[What to produce] Which lines below include the string "name"? Please show each one.

Dataset items:
*-*-*

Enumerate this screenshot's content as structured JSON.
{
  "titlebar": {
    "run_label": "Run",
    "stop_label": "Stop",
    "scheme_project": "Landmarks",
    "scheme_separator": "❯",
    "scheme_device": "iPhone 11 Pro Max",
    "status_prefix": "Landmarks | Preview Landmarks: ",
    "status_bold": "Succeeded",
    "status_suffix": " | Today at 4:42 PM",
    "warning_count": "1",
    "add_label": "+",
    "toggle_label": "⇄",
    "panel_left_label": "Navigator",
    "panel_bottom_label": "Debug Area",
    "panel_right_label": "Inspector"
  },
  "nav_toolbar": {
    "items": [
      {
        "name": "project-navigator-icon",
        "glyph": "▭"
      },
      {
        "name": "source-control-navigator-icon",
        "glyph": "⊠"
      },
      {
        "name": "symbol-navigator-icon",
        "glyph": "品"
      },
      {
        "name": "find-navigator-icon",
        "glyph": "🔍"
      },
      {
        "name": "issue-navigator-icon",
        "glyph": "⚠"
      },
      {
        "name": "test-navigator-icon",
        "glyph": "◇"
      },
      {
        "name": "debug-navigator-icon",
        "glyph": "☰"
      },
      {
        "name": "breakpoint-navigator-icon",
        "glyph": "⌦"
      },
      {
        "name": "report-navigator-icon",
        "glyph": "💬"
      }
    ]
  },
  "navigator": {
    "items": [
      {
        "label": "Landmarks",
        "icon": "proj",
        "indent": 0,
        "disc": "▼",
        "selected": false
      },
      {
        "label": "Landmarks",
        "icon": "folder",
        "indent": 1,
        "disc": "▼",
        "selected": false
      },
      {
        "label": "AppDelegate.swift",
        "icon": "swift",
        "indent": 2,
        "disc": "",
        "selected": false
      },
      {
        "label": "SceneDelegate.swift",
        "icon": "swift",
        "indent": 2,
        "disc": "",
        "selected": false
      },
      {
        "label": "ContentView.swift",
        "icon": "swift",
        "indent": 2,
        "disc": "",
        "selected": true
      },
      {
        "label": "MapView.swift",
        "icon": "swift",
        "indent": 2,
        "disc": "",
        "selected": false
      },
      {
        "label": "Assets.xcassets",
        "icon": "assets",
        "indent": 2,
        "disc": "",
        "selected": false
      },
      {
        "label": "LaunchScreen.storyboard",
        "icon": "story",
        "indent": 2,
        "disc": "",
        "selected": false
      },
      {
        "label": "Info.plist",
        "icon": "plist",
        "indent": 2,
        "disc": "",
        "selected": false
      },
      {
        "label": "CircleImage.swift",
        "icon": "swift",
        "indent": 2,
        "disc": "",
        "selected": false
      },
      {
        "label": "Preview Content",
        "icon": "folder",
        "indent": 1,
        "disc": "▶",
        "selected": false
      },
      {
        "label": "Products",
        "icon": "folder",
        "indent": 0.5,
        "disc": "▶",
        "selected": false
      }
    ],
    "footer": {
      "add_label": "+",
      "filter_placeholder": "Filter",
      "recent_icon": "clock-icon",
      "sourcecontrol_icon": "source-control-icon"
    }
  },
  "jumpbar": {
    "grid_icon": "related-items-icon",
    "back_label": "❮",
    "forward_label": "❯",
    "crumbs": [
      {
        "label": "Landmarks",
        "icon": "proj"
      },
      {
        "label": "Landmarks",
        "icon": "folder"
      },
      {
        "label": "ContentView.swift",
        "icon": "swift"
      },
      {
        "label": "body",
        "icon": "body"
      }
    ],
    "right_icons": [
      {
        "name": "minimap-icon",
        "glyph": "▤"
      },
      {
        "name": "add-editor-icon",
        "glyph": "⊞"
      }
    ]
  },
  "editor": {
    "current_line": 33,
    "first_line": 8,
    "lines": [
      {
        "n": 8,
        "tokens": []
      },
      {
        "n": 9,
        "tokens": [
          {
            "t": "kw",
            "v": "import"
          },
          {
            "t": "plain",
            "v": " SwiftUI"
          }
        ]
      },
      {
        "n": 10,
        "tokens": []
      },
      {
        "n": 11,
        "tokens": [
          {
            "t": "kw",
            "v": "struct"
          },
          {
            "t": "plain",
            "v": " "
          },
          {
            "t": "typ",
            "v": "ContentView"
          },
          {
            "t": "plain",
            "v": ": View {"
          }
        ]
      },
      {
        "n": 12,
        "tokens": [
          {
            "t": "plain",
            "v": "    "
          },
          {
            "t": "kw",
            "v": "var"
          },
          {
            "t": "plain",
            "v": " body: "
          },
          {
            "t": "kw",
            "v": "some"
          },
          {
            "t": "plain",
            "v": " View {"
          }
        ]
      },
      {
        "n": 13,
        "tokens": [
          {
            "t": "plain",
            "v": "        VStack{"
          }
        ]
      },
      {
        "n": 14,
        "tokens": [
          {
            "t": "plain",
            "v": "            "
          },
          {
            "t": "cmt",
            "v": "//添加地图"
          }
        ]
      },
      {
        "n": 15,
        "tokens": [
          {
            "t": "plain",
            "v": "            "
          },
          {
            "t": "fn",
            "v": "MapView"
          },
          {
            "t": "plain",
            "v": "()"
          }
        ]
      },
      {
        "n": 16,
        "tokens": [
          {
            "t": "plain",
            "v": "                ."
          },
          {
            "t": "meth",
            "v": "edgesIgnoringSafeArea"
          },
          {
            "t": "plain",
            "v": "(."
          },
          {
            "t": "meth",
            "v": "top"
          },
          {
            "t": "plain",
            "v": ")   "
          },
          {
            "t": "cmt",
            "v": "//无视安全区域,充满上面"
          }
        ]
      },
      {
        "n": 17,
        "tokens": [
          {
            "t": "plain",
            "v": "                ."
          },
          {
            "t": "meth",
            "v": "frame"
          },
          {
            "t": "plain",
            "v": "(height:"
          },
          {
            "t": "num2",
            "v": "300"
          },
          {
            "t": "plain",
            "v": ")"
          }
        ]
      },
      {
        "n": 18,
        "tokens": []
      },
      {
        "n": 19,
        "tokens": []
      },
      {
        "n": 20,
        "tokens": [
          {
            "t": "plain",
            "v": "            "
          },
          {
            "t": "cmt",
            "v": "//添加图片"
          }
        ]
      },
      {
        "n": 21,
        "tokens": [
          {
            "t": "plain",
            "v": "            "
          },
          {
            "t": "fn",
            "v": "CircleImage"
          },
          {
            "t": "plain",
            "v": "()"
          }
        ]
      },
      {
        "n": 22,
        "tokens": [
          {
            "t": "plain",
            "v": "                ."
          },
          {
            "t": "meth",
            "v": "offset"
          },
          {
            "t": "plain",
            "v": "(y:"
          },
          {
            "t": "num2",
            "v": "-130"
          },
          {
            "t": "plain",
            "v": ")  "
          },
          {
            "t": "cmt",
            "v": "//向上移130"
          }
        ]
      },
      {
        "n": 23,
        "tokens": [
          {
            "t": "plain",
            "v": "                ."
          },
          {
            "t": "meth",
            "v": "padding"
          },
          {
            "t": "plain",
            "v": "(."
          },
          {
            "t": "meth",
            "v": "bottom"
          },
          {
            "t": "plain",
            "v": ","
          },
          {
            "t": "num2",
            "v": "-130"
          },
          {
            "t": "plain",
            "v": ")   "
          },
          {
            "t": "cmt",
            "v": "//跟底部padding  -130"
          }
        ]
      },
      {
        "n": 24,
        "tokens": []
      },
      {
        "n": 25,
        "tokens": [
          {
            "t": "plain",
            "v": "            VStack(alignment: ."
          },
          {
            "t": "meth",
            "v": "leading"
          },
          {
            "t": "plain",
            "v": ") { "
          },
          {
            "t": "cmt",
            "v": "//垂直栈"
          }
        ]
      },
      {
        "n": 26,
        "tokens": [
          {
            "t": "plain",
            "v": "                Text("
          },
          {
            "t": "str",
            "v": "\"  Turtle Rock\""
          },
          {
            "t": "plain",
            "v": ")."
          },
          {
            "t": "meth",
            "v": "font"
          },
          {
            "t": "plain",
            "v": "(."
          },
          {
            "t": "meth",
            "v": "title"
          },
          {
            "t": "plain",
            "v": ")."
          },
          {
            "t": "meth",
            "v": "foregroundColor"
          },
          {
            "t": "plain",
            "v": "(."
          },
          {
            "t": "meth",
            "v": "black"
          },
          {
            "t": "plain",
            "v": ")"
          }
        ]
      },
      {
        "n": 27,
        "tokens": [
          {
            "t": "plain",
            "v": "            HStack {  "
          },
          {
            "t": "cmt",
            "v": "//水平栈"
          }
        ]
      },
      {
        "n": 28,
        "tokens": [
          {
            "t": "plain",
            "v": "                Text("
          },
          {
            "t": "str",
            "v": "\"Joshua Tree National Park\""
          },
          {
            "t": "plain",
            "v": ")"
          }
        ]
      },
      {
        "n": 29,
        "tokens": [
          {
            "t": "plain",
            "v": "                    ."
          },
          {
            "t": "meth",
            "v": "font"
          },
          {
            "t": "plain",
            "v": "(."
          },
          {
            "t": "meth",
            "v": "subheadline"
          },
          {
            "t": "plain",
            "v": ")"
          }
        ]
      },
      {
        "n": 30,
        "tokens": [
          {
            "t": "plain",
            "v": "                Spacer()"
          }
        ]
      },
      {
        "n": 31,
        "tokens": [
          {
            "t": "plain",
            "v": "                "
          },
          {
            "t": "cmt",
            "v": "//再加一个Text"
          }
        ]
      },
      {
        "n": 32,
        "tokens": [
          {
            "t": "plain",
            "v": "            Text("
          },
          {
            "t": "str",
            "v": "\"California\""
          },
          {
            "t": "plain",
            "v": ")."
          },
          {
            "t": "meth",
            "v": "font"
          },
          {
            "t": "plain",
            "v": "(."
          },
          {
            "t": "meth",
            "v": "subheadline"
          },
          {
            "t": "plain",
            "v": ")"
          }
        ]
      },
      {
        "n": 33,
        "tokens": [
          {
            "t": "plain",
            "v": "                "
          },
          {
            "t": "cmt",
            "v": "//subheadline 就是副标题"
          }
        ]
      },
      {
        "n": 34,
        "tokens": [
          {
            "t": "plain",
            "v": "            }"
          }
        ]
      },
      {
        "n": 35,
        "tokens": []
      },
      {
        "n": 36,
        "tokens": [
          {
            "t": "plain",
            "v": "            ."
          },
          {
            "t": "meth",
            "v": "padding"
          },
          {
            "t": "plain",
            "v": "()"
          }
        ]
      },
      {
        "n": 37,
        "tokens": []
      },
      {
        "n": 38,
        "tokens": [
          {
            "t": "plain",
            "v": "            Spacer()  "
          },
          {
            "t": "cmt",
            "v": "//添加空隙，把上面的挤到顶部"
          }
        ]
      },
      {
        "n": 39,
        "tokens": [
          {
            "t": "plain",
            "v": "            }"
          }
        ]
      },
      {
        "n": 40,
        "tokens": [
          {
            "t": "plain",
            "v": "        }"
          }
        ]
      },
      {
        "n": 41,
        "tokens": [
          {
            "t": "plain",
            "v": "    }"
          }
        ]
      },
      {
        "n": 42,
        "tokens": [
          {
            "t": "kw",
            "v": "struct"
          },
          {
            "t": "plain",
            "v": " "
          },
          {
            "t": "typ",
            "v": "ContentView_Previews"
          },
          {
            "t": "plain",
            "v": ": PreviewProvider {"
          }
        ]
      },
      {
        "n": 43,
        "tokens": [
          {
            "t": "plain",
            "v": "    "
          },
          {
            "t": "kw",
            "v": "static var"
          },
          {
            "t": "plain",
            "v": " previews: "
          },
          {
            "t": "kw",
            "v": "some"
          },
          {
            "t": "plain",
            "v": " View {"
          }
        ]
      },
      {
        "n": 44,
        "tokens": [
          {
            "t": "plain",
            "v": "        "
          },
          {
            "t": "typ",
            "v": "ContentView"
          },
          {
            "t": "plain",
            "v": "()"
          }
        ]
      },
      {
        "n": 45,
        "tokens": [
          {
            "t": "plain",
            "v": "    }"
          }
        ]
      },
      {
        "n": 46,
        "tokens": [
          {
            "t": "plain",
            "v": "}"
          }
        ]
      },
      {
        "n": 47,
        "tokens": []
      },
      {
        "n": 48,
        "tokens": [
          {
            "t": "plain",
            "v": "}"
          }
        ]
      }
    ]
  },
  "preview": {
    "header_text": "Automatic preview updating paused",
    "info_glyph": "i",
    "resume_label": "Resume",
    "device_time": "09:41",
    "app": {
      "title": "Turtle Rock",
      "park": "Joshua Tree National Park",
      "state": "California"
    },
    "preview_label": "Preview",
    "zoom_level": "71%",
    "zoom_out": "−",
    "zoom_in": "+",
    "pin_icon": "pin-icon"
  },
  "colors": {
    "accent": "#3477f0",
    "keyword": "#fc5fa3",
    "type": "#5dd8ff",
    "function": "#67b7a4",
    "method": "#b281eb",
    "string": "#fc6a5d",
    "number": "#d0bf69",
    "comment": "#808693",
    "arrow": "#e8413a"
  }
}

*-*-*

[Output of the task]
        "name": "project-navigator-icon",
        "name": "source-control-navigator-icon",
        "name": "symbol-navigator-icon",
        "name": "find-navigator-icon",
        "name": "issue-navigator-icon",
        "name": "test-navigator-icon",
        "name": "debug-navigator-icon",
        "name": "breakpoint-navigator-icon",
        "name": "report-navigator-icon",
        "name": "minimap-icon",
        "name": "add-editor-icon",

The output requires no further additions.